While anyone can be a bystander, an active bystander recognizes a problem and intervenes in a way that feels safe and appropriate. Kathryn and Emily break down a number of steps you can follow to diffuse an escalating social situation. With these methods, anyone can contribute to supporting their friends, neighbors, and community members in violence prevention:

1. If you see or hear someone getting hurt, don’t handle it alone. It’s generally best to avoid direct confrontation, as violence occurring between partners is often extremely unpredictable and therefore dangerous to an untrained, solo responder. Call 911 if you witness a situation escalating and remember, “Safety is the number one concern. Don’t try and break up an argument physically, instead act as a detective to collect information and pass it along to trained authorities.” It’s important to keep in mind that there are many unknowns, including the potential presence of weapons and a history of violence.

2. In preparation to contact your local law enforcement agency, do know the following information:
Where (The location of the incident)
What & Why (What about the situation concerns you? Briefly explain)
Who (Who’s involved? Is the aggressor identifiable?)
When (Note the duration of the incident and time of day)

If a car is present at the scene, record the license plate number and details about the vehicle. This is an effective way for police officers to accurately track down potential suspects.
If possible, take photos or a video as visual evidence for the officers.

3. If you interact with someone who has experienced abuse, it’s important to remember your role is not to rescue them. Instead, make space for the survivor to share their experience and believe them, rather than criticizing the abusive partner, or making judgments about the relationship. There’s also the option to connect the survivor with anonymous, confidential help from trained, trauma-informed professionals.

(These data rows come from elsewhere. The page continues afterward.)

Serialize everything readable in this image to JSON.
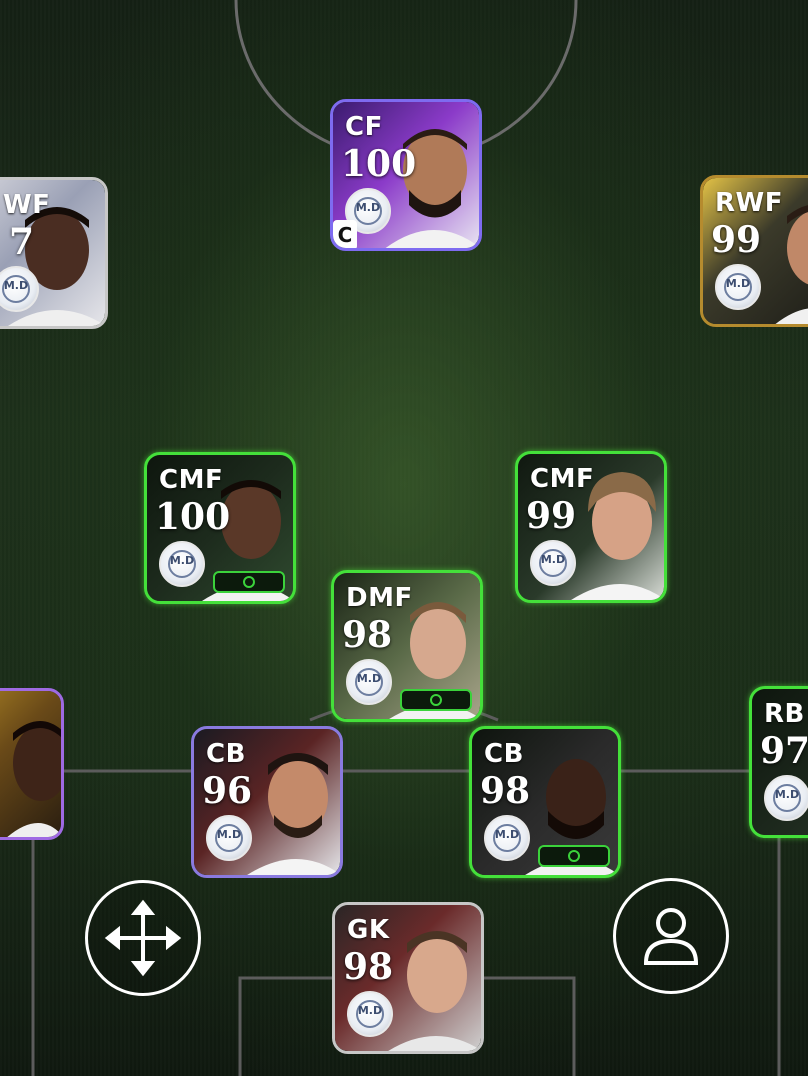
{
  "lineup": {
    "cf": {
      "position": "CF",
      "rating": "100",
      "captain": "C",
      "badge": "M.D"
    },
    "lwf": {
      "position": "WF",
      "rating": "7",
      "badge": "M.D"
    },
    "rwf": {
      "position": "RWF",
      "rating": "99",
      "badge": "M.D"
    },
    "lcmf": {
      "position": "CMF",
      "rating": "100",
      "badge": "M.D"
    },
    "rcmf": {
      "position": "CMF",
      "rating": "99",
      "badge": "M.D"
    },
    "dmf": {
      "position": "DMF",
      "rating": "98",
      "badge": "M.D"
    },
    "lcb": {
      "position": "CB",
      "rating": "96",
      "badge": "M.D"
    },
    "rcb": {
      "position": "CB",
      "rating": "98",
      "badge": "M.D"
    },
    "rb": {
      "position": "RB",
      "rating": "97",
      "badge": "M.D"
    },
    "gk": {
      "position": "GK",
      "rating": "98",
      "badge": "M.D"
    }
  },
  "controls": {
    "move_icon": "move-arrows-icon",
    "player_icon": "person-icon"
  },
  "colors": {
    "green_frame": "#44e03a",
    "purple_frame": "#9f6ae3",
    "gold_frame": "#b58b2e",
    "grey_frame": "#c7c7c7",
    "pitch": "#1d301a"
  }
}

4. There are gray zones, or situations that are hard to read, like at a party or a bar with acquaintances, where someone’s behavior might be concerning but not yet crossing the line. Ms. Flemming suggests that when something doesn’t feel right, ask yourself: ‘How might the situation affect those involved? Could the situation escalate if I don’t do anything?’ The Pixel Project, a nonprofit that generates awareness on gender violence, suggests creating a plan of action beforehand so you won’t be stuck in a position unsure of how to respond, and don’t act as a result. Here are some strategies to consider:

Plan for ways to diffuse or redirect a problematic social situation. Practice with family or friends about what you would say and how you would say it. If you’re uncomfortable intervening alone, enlist the help of a friend, bartender, or bouncer as there is safety and power in numbers. For example, ask a harasser for directions or the time, spill your drink, interrupt, or start a conversation. Make your presence known and connect with the person being harassed.

Educate your peers and assume the best of everyone by engaging with a non-defensive, conversational phrase like, “I hope no one ever talks to/about you like that,” which can be used to make the harasser aware that their actions are inappropriate and you’re prepared to hold them accountable.

Both Kathryn and Emily maintain that there’s no “one size fits all” approach to active bystander engagement, so try on different strategies and find a balance between what’s most effective and comfortable for you. As demonstrated in the success of the education campaign “See Something, Say Something,” the goal to leverage the strength of communities and create a culture of bystanders, or “upstanders,” to engage in violence prevention is possible. Also as our awareness on partner violence evolves, we may continue to work and equip communities with social skills, knowledge, and the power to stop violence before it begins.